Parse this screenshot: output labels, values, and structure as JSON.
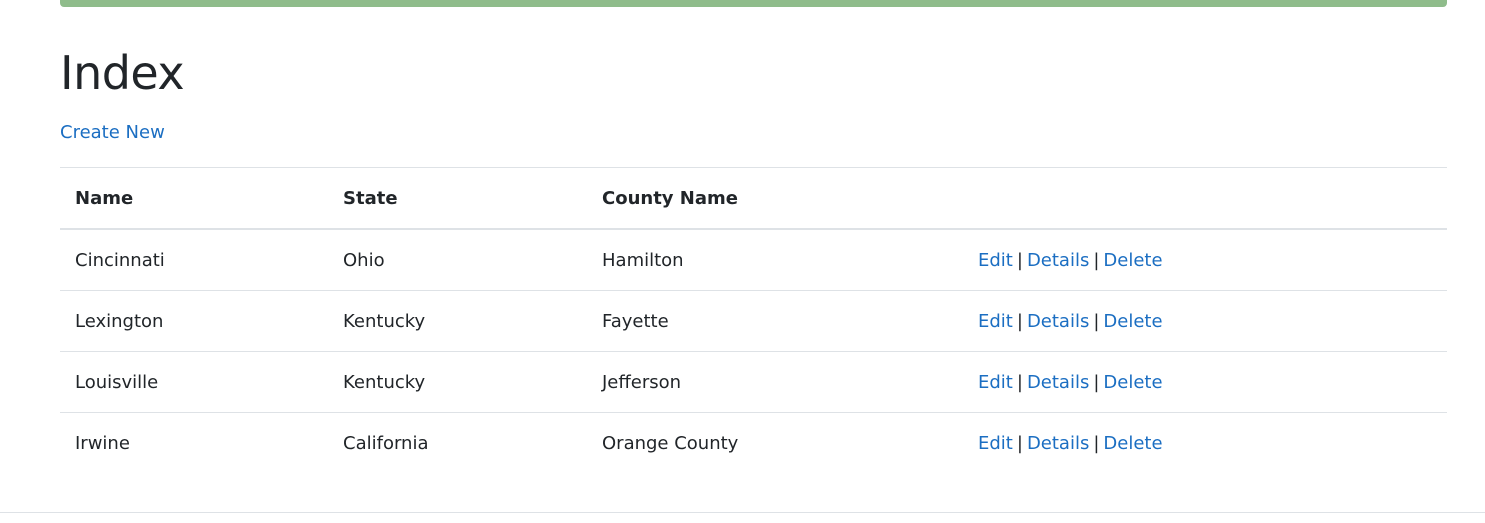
{
  "page": {
    "title": "Index",
    "create_link": "Create New"
  },
  "table": {
    "headers": [
      "Name",
      "State",
      "County Name",
      ""
    ],
    "rows": [
      {
        "name": "Cincinnati",
        "state": "Ohio",
        "county": "Hamilton"
      },
      {
        "name": "Lexington",
        "state": "Kentucky",
        "county": "Fayette"
      },
      {
        "name": "Louisville",
        "state": "Kentucky",
        "county": "Jefferson"
      },
      {
        "name": "Irwine",
        "state": "California",
        "county": "Orange County"
      }
    ],
    "actions": {
      "edit": "Edit",
      "details": "Details",
      "delete": "Delete",
      "separator": "|"
    }
  },
  "colors": {
    "link": "#1b6ec2",
    "top_bar": "#8fbc8b",
    "border": "#dee2e6"
  }
}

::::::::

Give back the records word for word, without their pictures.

ANSWER AREA -
Parse this screenshot: output labels, values, and structure as JSON.
{
  "page": {
    "title": "Index",
    "create_link": "Create New"
  },
  "table": {
    "headers": [
      "Name",
      "State",
      "County Name",
      ""
    ],
    "rows": [
      {
        "name": "Cincinnati",
        "state": "Ohio",
        "county": "Hamilton"
      },
      {
        "name": "Lexington",
        "state": "Kentucky",
        "county": "Fayette"
      },
      {
        "name": "Louisville",
        "state": "Kentucky",
        "county": "Jefferson"
      },
      {
        "name": "Irwine",
        "state": "California",
        "county": "Orange County"
      }
    ],
    "actions": {
      "edit": "Edit",
      "details": "Details",
      "delete": "Delete",
      "separator": "|"
    }
  },
  "colors": {
    "link": "#1b6ec2",
    "top_bar": "#8fbc8b",
    "border": "#dee2e6"
  }
}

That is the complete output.